The false bride plot device "provides the dominant frame story of Basile's firecracker of a collection of fairy tales, Lo cunto de li cunti [also known as Il Pentamerone], in the seventeenth century. His group of female storytellers exchange many tales of substituted brides and false queens, and at the end actually unmask a similar wicked usurper prospering in their midst (Warner 1994, 127). Return to place in story.
43.Midnight: Midnight marks the beginning of a new day and the end of power in the old day. Midnight also marks the beginning of the witching hour. Ghosts and other apparitions are thought to be most active in the night time. Return to place in story.

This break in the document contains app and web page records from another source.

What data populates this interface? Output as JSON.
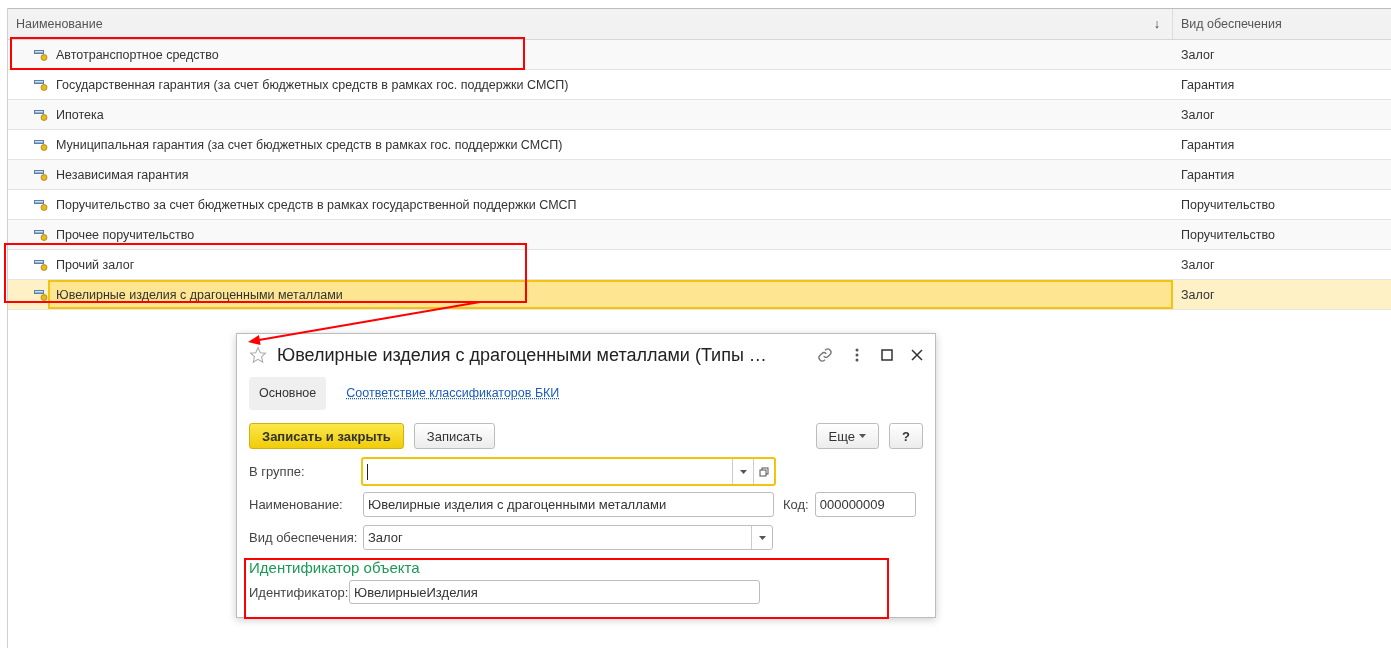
{
  "table": {
    "columns": [
      {
        "label": "Наименование",
        "sort_indicator": "↓"
      },
      {
        "label": "Вид обеспечения"
      }
    ],
    "rows": [
      {
        "name": "Автотранспортное средство",
        "kind_of_security": "Залог",
        "selected": false
      },
      {
        "name": "Государственная гарантия (за счет бюджетных средств в рамках гос. поддержки СМСП)",
        "kind_of_security": "Гарантия",
        "selected": false
      },
      {
        "name": "Ипотека",
        "kind_of_security": "Залог",
        "selected": false
      },
      {
        "name": "Муниципальная гарантия (за счет бюджетных средств в рамках гос. поддержки СМСП)",
        "kind_of_security": "Гарантия",
        "selected": false
      },
      {
        "name": "Независимая гарантия",
        "kind_of_security": "Гарантия",
        "selected": false
      },
      {
        "name": "Поручительство за счет бюджетных средств в рамках государственной поддержки СМСП",
        "kind_of_security": "Поручительство",
        "selected": false
      },
      {
        "name": "Прочее поручительство",
        "kind_of_security": "Поручительство",
        "selected": false
      },
      {
        "name": "Прочий залог",
        "kind_of_security": "Залог",
        "selected": false
      },
      {
        "name": "Ювелирные изделия с драгоценными металлами",
        "kind_of_security": "Залог",
        "selected": true
      }
    ]
  },
  "dialog": {
    "title": "Ювелирные изделия с драгоценными металлами (Типы …",
    "tabs": [
      {
        "label": "Основное",
        "selected": true
      },
      {
        "label": "Соответствие классификаторов БКИ",
        "selected": false
      }
    ],
    "buttons": {
      "primary": "Записать и закрыть",
      "save": "Записать",
      "more": "Еще",
      "help": "?"
    },
    "fields": {
      "group": {
        "label": "В группе:"
      },
      "name": {
        "label": "Наименование:",
        "value": "Ювелирные изделия с драгоценными металлами"
      },
      "code": {
        "label": "Код:",
        "value": "000000009"
      },
      "security_kind": {
        "label": "Вид обеспечения:",
        "value": "Залог"
      }
    },
    "section": {
      "title": "Идентификатор объекта",
      "label": "Идентификатор:",
      "value": "ЮвелирныеИзделия"
    }
  }
}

44.The real Queen: Do not be confused here--the real Queen is dead, having been murdered by her stepmother and stepsister. Here she appears as a ghost, haunting the halls and drawn to her most precious baby and enchanted brother. Return to place in story.
45.Nursed it for some time: Here we have a dead good mother trying to nurture her motherless child. The cycle of the tale is threatening to start again since this child is also cursed with a wicked stepmother. Since it is a baby, it is at greater risk than its own mother was. The natural mother is trying to show it love and protection in the only means left to her. Return to place in story.
46.She did not forget the little Roe: The roe is just as important to the sister as her son, for she has essentially parented it, too. She is attempting to fulfill her responsibilities as a parent and sister to her family, even beyond the grave. Return to place in story.
48.Is my child well? Is my Roe well?/ I'll come back twice and then farewell: Note another pattern of three here. The ghostly queen only has three visits before she must assumably move onto another plain of existence. We know she must be rescued by the third night or she will disappear forever. Return to place in story.
49.I am your dear wife!: Note that while wife has not apparently been as important a role to the sister as that of mother and sister, it is still important enough to bring her back from the dead. She recognizes and responds to this identity. Return to place in story.
50.She was restored to life, and was as fresh and well and rosy as ever: Many translations often leave out the phrase "by the grace of God" in this sentence as was included in the Grimms' version and maintained by the more reliable translation offered by Jack Zipes (Zipes 1987, 46). Many translations imply that true love or her innate goodness restore the sister to life. Return to place in story.
51. The daughter was led into the forest, where the wild beasts tore her to pieces: The daughter is exiled--cast out into the wild forest--for her treasonous behavior, but she is not burned at the stake for witchcraft like her mother. Return to place in story.
52. Burnt at the stake: Burning occurs often in fairy tales. It is symbolic of purification (Matthews 1986). The witch being burnt can also represent evil destroying itself (Luthi 1976).
Gerhard Mueller, who has studied the criminological aspects of several tales, considers the death by fire to be suitable for the witch. In the Middle Ages, the charge of witchcraft was punished by fire. In other words, the witch's demise supports the due process of law in real life during the time of the tale (Mueller 1986). Return to place in story.
53. He was restored to his natural shape: In folklore, witch's spells are often deactivated by the witch's demise. Unlike the sister in Six Swans, this sister did not have to endure a described test to achieve her brother's disenchantment.
In Afanasyev's Russian variant of the tale, the brother is never disenchanted. He continues to live as a kid with his sister and her husband happily ever after, however. It is the most unsatisfying ending of all the variants. Return to place in story.
54. Brother and sister lived happily ever after: As their tale, it is important that the brother and sister live happily ever after. They achieve this in the new family unit they have created, however. In some versions of the tale, the brother is described as marrying a sister to the King, thus expanding the happy family even more. Return to place in story.